Renowned for its dark, almost gothic interiors, Malmaison has undergone a transformation to bring it in line with current trends. Sarah Foster finds out more

A DRAMATIC change has occurred at Malmaison, the well-known hotel on Newcastle’s Quayside. Known for its dimness and dark, moody colour scheme, it has suddenly let in the light. It marks a complete shift in atmosphere and signals the dawn of a new era at the long-established venue.

Following a similar makeover at the London hotel, Newcastle’s Malmaison – one of 13 UK branches of the chain – has undergone an overhaul costing just short of £1.2m. Walls have been ripped out and the bar and restaurant swapped over, but the most striking change by far is the move from film noir to what seems, by comparison, like Technicolor, complete with comic strip images.

Going in through the main entrance, there are few signs of the transformation, with dark purple sofas and the same subdued lighting, and it is only as you climb the stairs to Chez Mal, the new bar and brasserie, that it becomes obvious. An arresting display comprising 14,000 giant black sequins and a fluorescent sign heralds your arrival and the bar and brasserie, divided into two distinct areas, are open and relaxed, with the choice of booths, bar stools or tables.

Having changed places with the bar, the brasserie occupies the prime window slot, looking directly out onto the Millennium Bridge. It is a light, bright space, with chandeliers giving an air of sophistication but contemporary artwork – including portraits of Napoleon and Josephine Bonaparte covered in spots – dispelling any notion of over-formality.

The pictures reflect the inspiration behind the hotel – Chateau de Malmaison, just outside Paris, where Napoleon and Josephine once lived. Encompassing almost 150 acres and boasting exotic beasts like kangaroos and emus, the estate was Josephine’s pride and joy, yet she was unfaithful, perhaps giving truth to the name suggesting “house of ill-repute”.
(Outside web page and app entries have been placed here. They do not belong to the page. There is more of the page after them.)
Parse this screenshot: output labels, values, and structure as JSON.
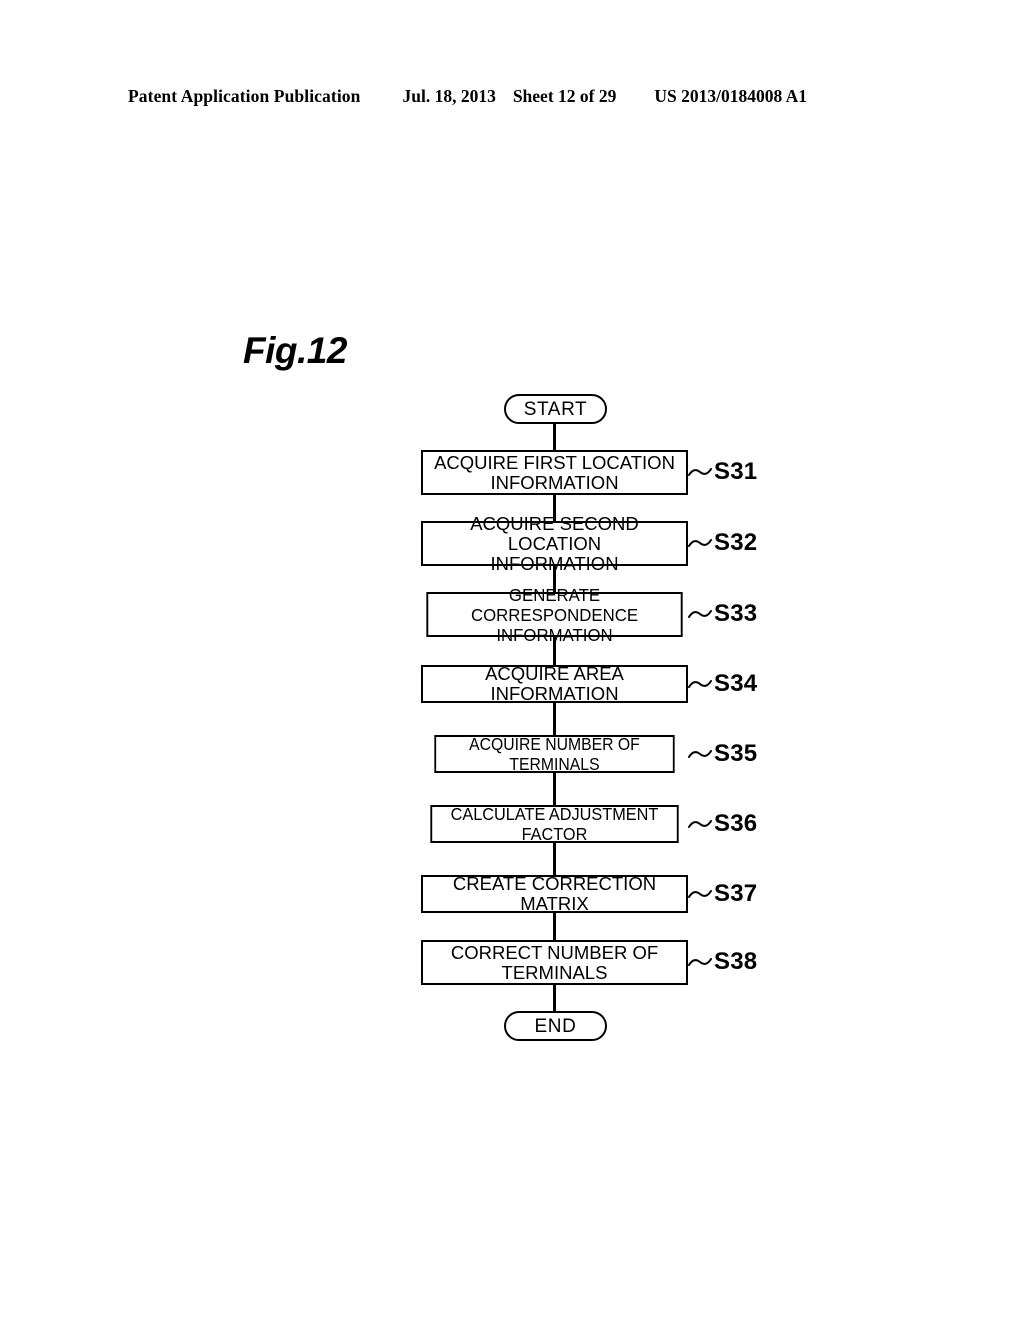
{
  "header": {
    "publication": "Patent Application Publication",
    "date": "Jul. 18, 2013",
    "sheet": "Sheet 12 of 29",
    "document_number": "US 2013/0184008 A1"
  },
  "figure": {
    "label": "Fig.12"
  },
  "flowchart": {
    "start_label": "START",
    "end_label": "END",
    "steps": [
      {
        "text": "ACQUIRE FIRST LOCATION\nINFORMATION",
        "step_id": "S31"
      },
      {
        "text": "ACQUIRE SECOND LOCATION\nINFORMATION",
        "step_id": "S32"
      },
      {
        "text": "GENERATE CORRESPONDENCE\nINFORMATION",
        "step_id": "S33"
      },
      {
        "text": "ACQUIRE AREA INFORMATION",
        "step_id": "S34"
      },
      {
        "text": "ACQUIRE NUMBER OF TERMINALS",
        "step_id": "S35"
      },
      {
        "text": "CALCULATE ADJUSTMENT FACTOR",
        "step_id": "S36"
      },
      {
        "text": "CREATE CORRECTION MATRIX",
        "step_id": "S37"
      },
      {
        "text": "CORRECT NUMBER OF\nTERMINALS",
        "step_id": "S38"
      }
    ]
  },
  "colors": {
    "ink": "#000000",
    "paper": "#ffffff"
  }
}
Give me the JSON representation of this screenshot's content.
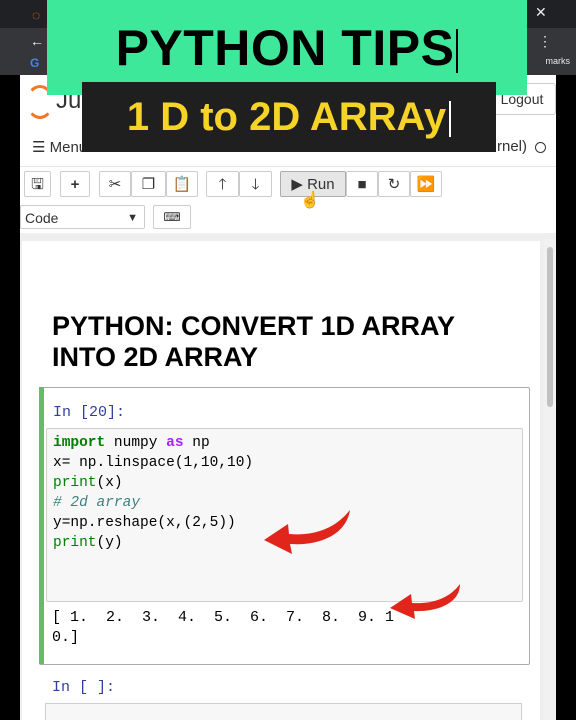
{
  "banner": {
    "title": "PYTHON TIPS",
    "subtitle": "1 D to 2D ARRAy"
  },
  "browser": {
    "bookmarks_label": "marks"
  },
  "jupyter": {
    "logo_text": "Ju",
    "logout_label": "Logout",
    "menu_label": "Menu",
    "kernel_label": "rnel)"
  },
  "toolbar": {
    "run_label": "Run",
    "cell_type": "Code"
  },
  "notebook": {
    "heading": "PYTHON: CONVERT 1D ARRAY INTO 2D ARRAY",
    "cell1": {
      "prompt": "In [20]:",
      "code": {
        "l1_kw": "import",
        "l1_mod": " numpy ",
        "l1_as": "as",
        "l1_alias": " np",
        "l2": "x= np.linspace(1,10,10)",
        "l3_fn": "print",
        "l3_rest": "(x)",
        "l4": "# 2d array",
        "l5": "y=np.reshape(x,(2,5))",
        "l6_fn": "print",
        "l6_rest": "(y)"
      },
      "output_line1": "[ 1.  2.  3.  4.  5.  6.  7.  8.  9. 1",
      "output_line2": "0.]"
    },
    "cell2": {
      "prompt": "In [ ]:"
    }
  },
  "colors": {
    "banner_green": "#3ee89a",
    "banner_dark": "#1f1f1f",
    "banner_yellow": "#f5d327",
    "arrow_red": "#e0261b",
    "cell_selected": "#66bb6a"
  }
}
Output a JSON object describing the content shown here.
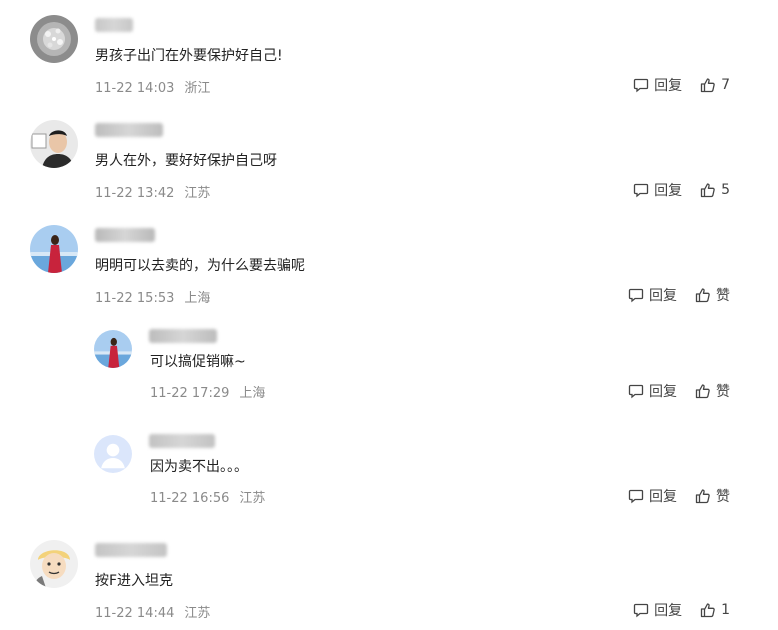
{
  "comments": [
    {
      "text": "男孩子出门在外要保护好自己!",
      "time": "11-22 14:03",
      "location": "浙江",
      "reply_label": "回复",
      "like_label": "7",
      "name_blur_color": "#c7c7c7",
      "level": 0,
      "avatar": "crystal-avatar"
    },
    {
      "text": "男人在外，要好好保护自己呀",
      "time": "11-22 13:42",
      "location": "江苏",
      "reply_label": "回复",
      "like_label": "5",
      "name_blur_color": "#bdbdbd",
      "level": 0,
      "avatar": "man-avatar"
    },
    {
      "text": "明明可以去卖的，为什么要去骗呢",
      "time": "11-22 15:53",
      "location": "上海",
      "reply_label": "回复",
      "like_label": "赞",
      "name_blur_color": "#b9b9b9",
      "level": 0,
      "avatar": "woman-sea-avatar"
    },
    {
      "text": "可以搞促销嘛~",
      "time": "11-22 17:29",
      "location": "上海",
      "reply_label": "回复",
      "like_label": "赞",
      "name_blur_color": "#bcbcbc",
      "level": 1,
      "avatar": "woman-sea-avatar"
    },
    {
      "text": "因为卖不出。。。",
      "time": "11-22 16:56",
      "location": "江苏",
      "reply_label": "回复",
      "like_label": "赞",
      "name_blur_color": "#c2c2c2",
      "level": 1,
      "avatar": "default-user-avatar"
    },
    {
      "text": "按F进入坦克",
      "time": "11-22 14:44",
      "location": "江苏",
      "reply_label": "回复",
      "like_label": "1",
      "name_blur_color": "#c4c4c4",
      "level": 0,
      "avatar": "cartoon-avatar"
    }
  ],
  "colors": {
    "meta_gray": "#8a8a8a",
    "text": "#222222",
    "default_avatar_bg": "#dbe6fb"
  }
}
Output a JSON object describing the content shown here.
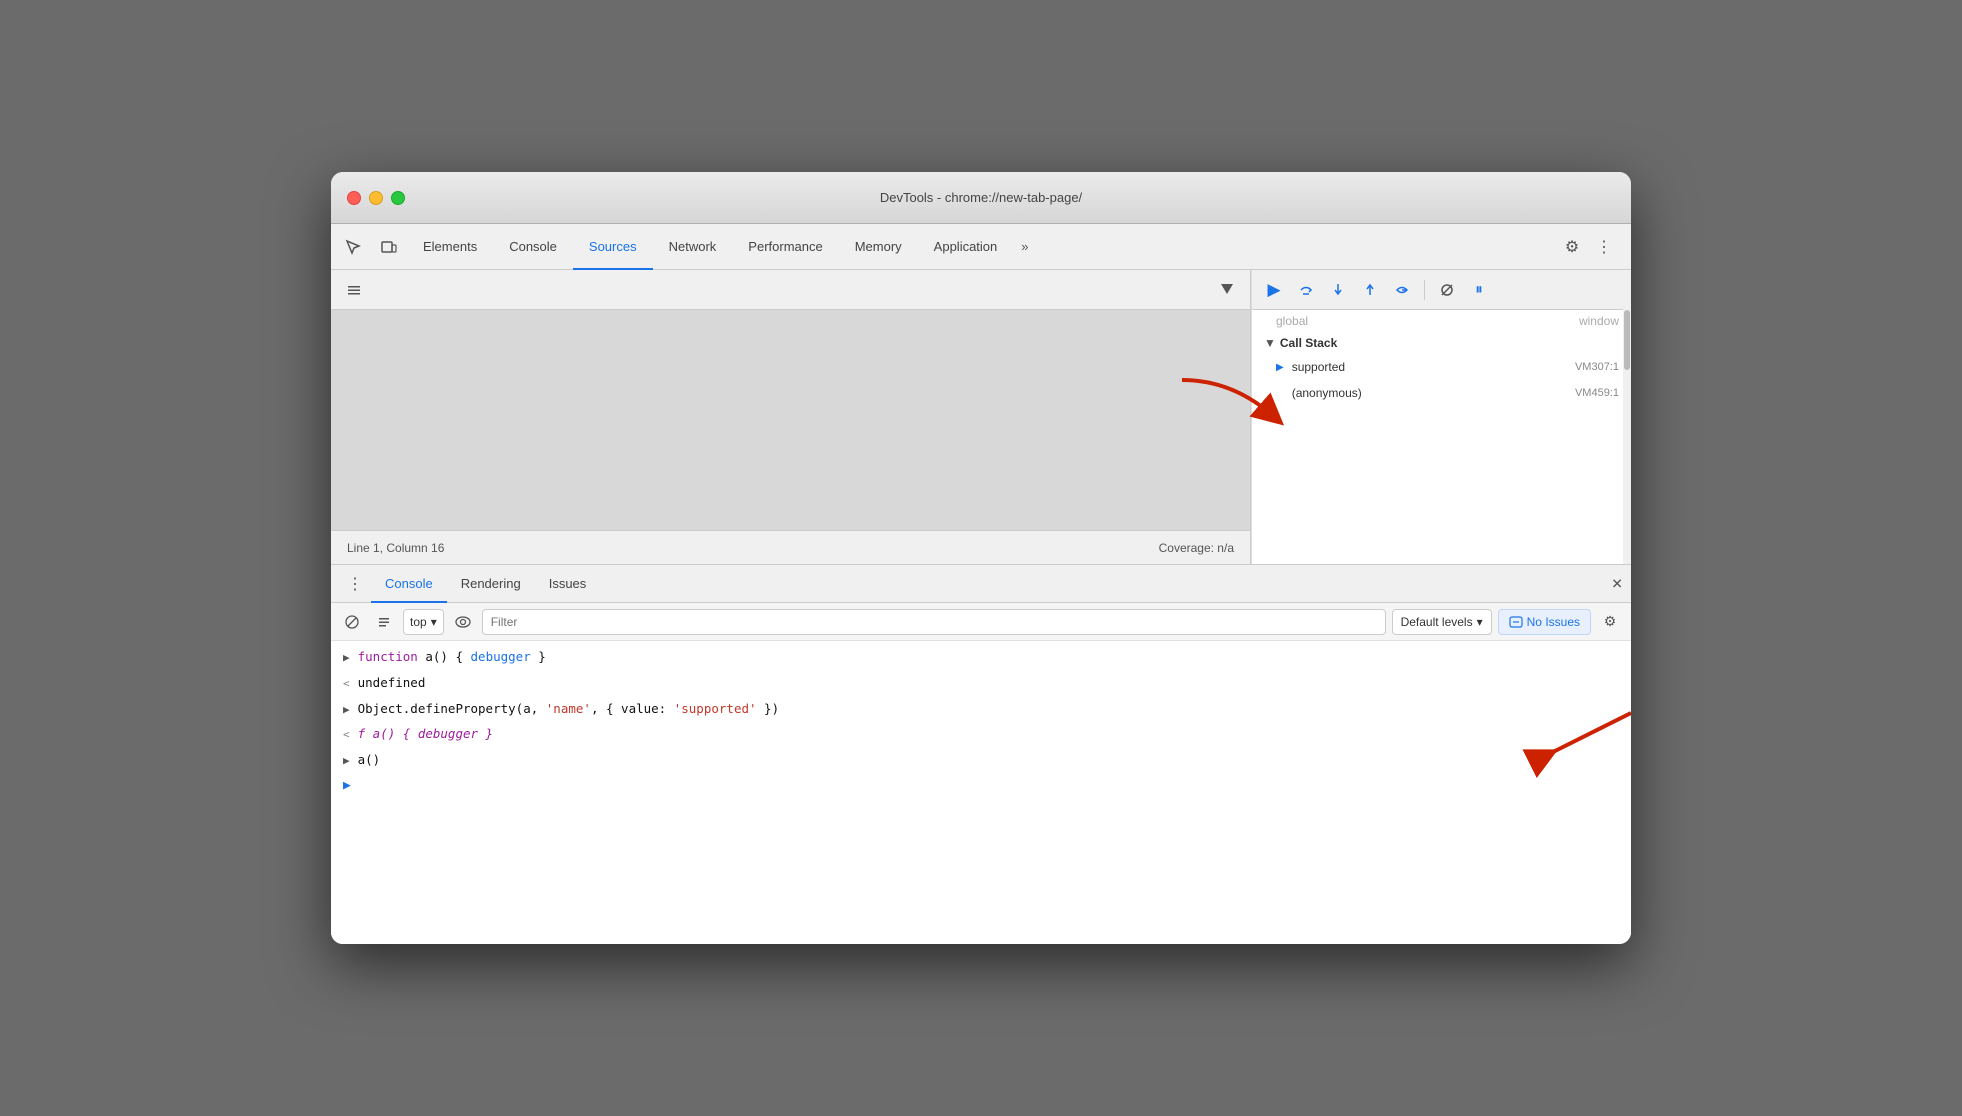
{
  "window": {
    "title": "DevTools - chrome://new-tab-page/"
  },
  "tabs": {
    "inspect_icon": "⬚",
    "device_icon": "▭",
    "elements": "Elements",
    "console": "Console",
    "sources": "Sources",
    "network": "Network",
    "performance": "Performance",
    "memory": "Memory",
    "application": "Application",
    "more": "»",
    "settings_icon": "⚙",
    "more_vert": "⋮"
  },
  "debugger_toolbar": {
    "resume": "▶",
    "step_over": "↷",
    "step_into": "↓",
    "step_out": "↑",
    "step": "→",
    "deactivate": "⊘",
    "pause": "⏸"
  },
  "call_stack": {
    "header": "Call Stack",
    "items": [
      {
        "name": "supported",
        "location": "VM307:1",
        "current": true
      },
      {
        "name": "(anonymous)",
        "location": "VM459:1",
        "current": false
      }
    ],
    "blurred_top": "global",
    "blurred_location": "window"
  },
  "status_bar": {
    "position": "Line 1, Column 16",
    "coverage": "Coverage: n/a"
  },
  "console_tabs": {
    "console": "Console",
    "rendering": "Rendering",
    "issues": "Issues"
  },
  "console_toolbar": {
    "clear": "🚫",
    "context": "top",
    "eye": "👁",
    "filter_placeholder": "Filter",
    "levels": "Default levels",
    "no_issues_icon": "🗩",
    "no_issues": "No Issues"
  },
  "console_lines": [
    {
      "type": "input",
      "arrow": ">",
      "parts": [
        {
          "text": "function",
          "class": "keyword"
        },
        {
          "text": " a() { ",
          "class": "text"
        },
        {
          "text": "debugger",
          "class": "fn-name"
        },
        {
          "text": " }",
          "class": "text"
        }
      ]
    },
    {
      "type": "result",
      "arrow": "<",
      "parts": [
        {
          "text": "undefined",
          "class": "text"
        }
      ]
    },
    {
      "type": "input",
      "arrow": ">",
      "parts": [
        {
          "text": "Object.defineProperty(a, ",
          "class": "text"
        },
        {
          "text": "'name'",
          "class": "string"
        },
        {
          "text": ", { value: ",
          "class": "text"
        },
        {
          "text": "'supported'",
          "class": "string"
        },
        {
          "text": " })",
          "class": "text"
        }
      ]
    },
    {
      "type": "result",
      "arrow": "<",
      "parts": [
        {
          "text": "f a() { debugger }",
          "class": "italic"
        }
      ]
    },
    {
      "type": "input",
      "arrow": ">",
      "parts": [
        {
          "text": "a()",
          "class": "text"
        }
      ]
    }
  ],
  "console_prompt": {
    "arrow": ">"
  },
  "colors": {
    "active_tab": "#1a73e8",
    "keyword_purple": "#9c1da0",
    "string_red": "#c0392b",
    "fn_blue": "#1a73e8"
  }
}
It is this sense of mischief mixed with the notion of French grandeur that the hotel strives to embody. “The element of being a bit naughty is what it’s all about – that’s why we have the nice portraits that we’ve put spots on,” says general manager Vince Garrington. “We’re 18 years old this year so this is the new generation of Mal. It was ahead of its time – it was edgy – and, I suppose, over time, things catch up. At night, we still dim the lights so we’ve still got that Mal mood but it’s the Mal mood of now, as opposed to 18 years ago. Hopefully, we will satisfy those people who were coming here in their 20s but also reach out to new customers in their 20s.”

For Vince, the three components of the bar, brasserie and accommodation make Malmaison stand out from the competition. While the rooms have had a £600,000 makeover, the non-residential side of the business is the main area of focus. New menus have been created for both the bar and brasserie, with an emphasis on good quality, unfussy food, and the bar specialises in cocktails and champagne to give an aspirational feel. Having worked in the region over the past 20 years on and off, Vince, whose previous employers include the Crowne Plaza chain, has noticed a change in customers’ demands.

“Newcastle is a very exciting marketplace,” he says. “As a market, it’s becoming more sophisticated. I’ve noticed that after being away for eight years. It’s maturing and expectations are higher. People know how a cocktail should be made and how it should taste. We’ve got to make sure that we’re delivering the best and moving that market forward.”

It’s hoped that people will see Malmaison not so much as a hotel, but as a pub or restaurant of choice. To this end, live music has been introduced on Thursday, Friday and Saturday nights – aimed at creating a buzz while not being overly intrusive. In addition to normal lunchtimes and evenings, there is the option of Sunday brunch at the brasserie, and the bar dishes can serve as tapas. The idea is to provide flexibility, from a casual drink after work to formal dining.

“The way it’s been designed makes it a very flexible animal, so one weekend you can come in for drinks and to hear the DJ, and the next you might come and have a meal in the brasserie,” says Vince. “We want people to come in and feel like they’re being looked after.”

In terms of style, the hotel has gone for clean and modern, with touches like lightbulbs hanging from coloured wires and dogtooth-patterned carpets throughout. It’s a look that’s almost masculine – particularly in the rooms, where soft furnishings have given way to monochrome colours and functional desks. Sales manager Beth Gatherar says this is deliberate. “People say it’s quite manly but it’s meant to be neutral and constant throughout the group,” she explains. “We have 122 rooms, including 14 suites, so we’re too big a hotel to be exclusively boutique.”

Having recently returned from maternity leave, Beth feels like she has started again in a whole new hotel. For her, the makeover speaks for itself. “Considering we’re a hotel, at the end of the day, it’s a pretty cool bar and brasserie,” she says. “That’s what we want – for people not to think they’re in a hotel.”

  • Malmaison, 104 Quayside, Newcastle 0844 693 0658